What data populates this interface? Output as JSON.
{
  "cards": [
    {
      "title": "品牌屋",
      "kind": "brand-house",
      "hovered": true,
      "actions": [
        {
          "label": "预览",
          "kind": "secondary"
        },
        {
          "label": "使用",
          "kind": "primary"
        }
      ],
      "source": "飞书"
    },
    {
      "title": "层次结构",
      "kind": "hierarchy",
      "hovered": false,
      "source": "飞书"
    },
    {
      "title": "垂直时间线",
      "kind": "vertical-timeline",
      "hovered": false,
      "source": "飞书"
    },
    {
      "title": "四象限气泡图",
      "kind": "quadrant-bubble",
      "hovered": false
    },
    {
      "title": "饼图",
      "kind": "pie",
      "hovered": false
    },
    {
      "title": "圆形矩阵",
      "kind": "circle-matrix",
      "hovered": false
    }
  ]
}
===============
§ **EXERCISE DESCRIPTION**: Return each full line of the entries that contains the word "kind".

§ **RESULT OF THE EXERCISE**:
      "kind": "brand-house",
          "kind": "secondary"
          "kind": "primary"
      "kind": "hierarchy",
      "kind": "vertical-timeline",
      "kind": "quadrant-bubble",
      "kind": "pie",
      "kind": "circle-matrix",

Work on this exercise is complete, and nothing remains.